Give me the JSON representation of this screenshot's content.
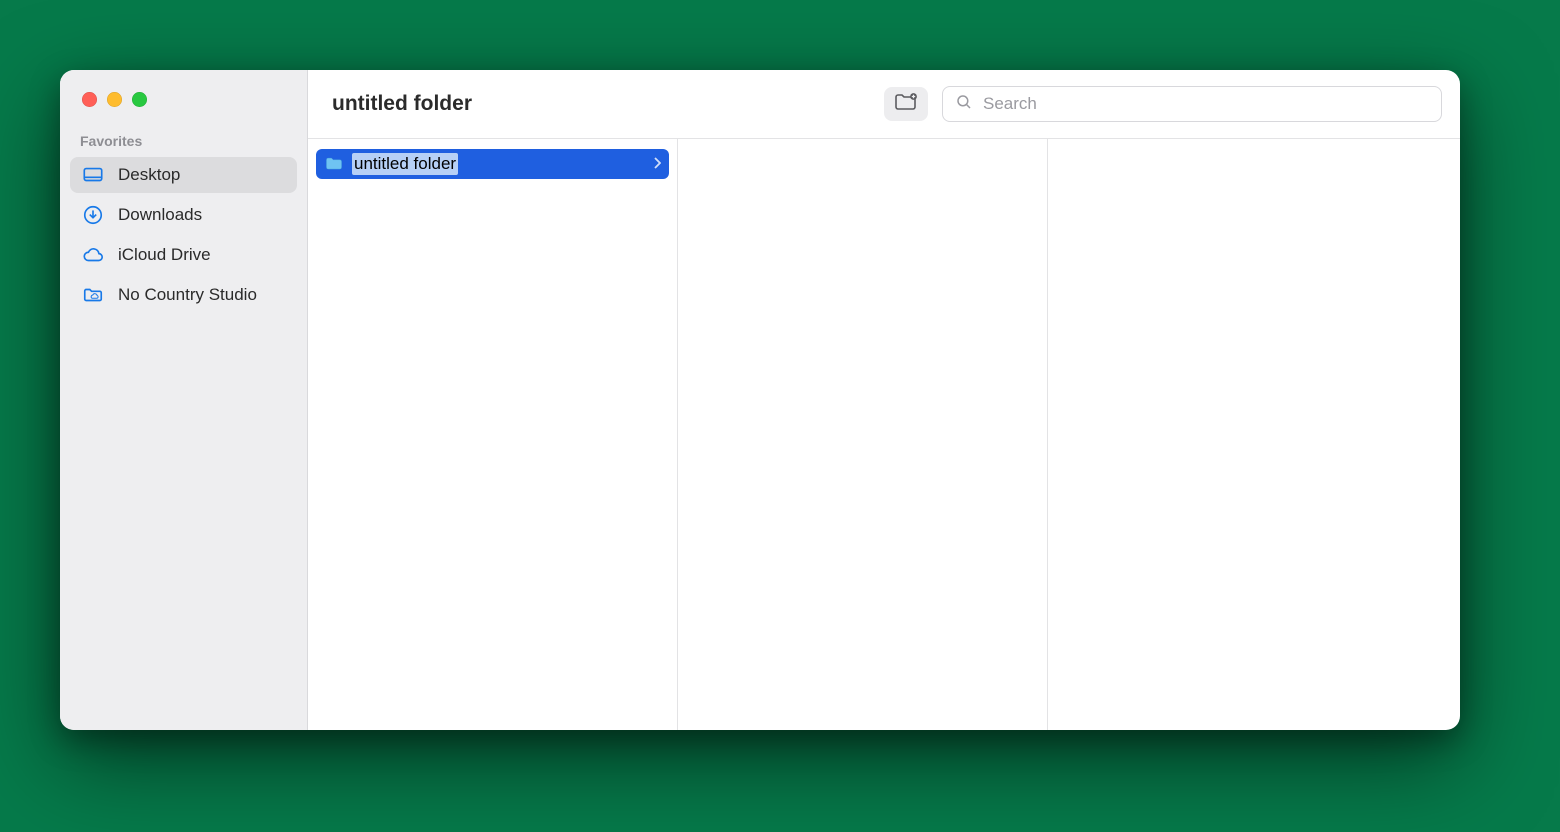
{
  "window": {
    "title": "untitled folder"
  },
  "sidebar": {
    "section_label": "Favorites",
    "items": [
      {
        "icon": "desktop",
        "label": "Desktop",
        "active": true
      },
      {
        "icon": "download",
        "label": "Downloads",
        "active": false
      },
      {
        "icon": "cloud",
        "label": "iCloud Drive",
        "active": false
      },
      {
        "icon": "studio",
        "label": "No Country Studio",
        "active": false
      }
    ]
  },
  "toolbar": {
    "new_folder_label": "New Folder",
    "search_placeholder": "Search"
  },
  "columns": [
    {
      "items": [
        {
          "name": "untitled folder",
          "selected": true,
          "editing": true,
          "has_children": true
        }
      ]
    },
    {
      "items": []
    },
    {
      "items": []
    }
  ],
  "colors": {
    "selection": "#1f5fe0",
    "accent_icon": "#1879e8"
  }
}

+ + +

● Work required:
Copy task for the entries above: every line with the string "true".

● Response below:
        "active": true
          "selected": true,
          "editing": true,
          "has_children": true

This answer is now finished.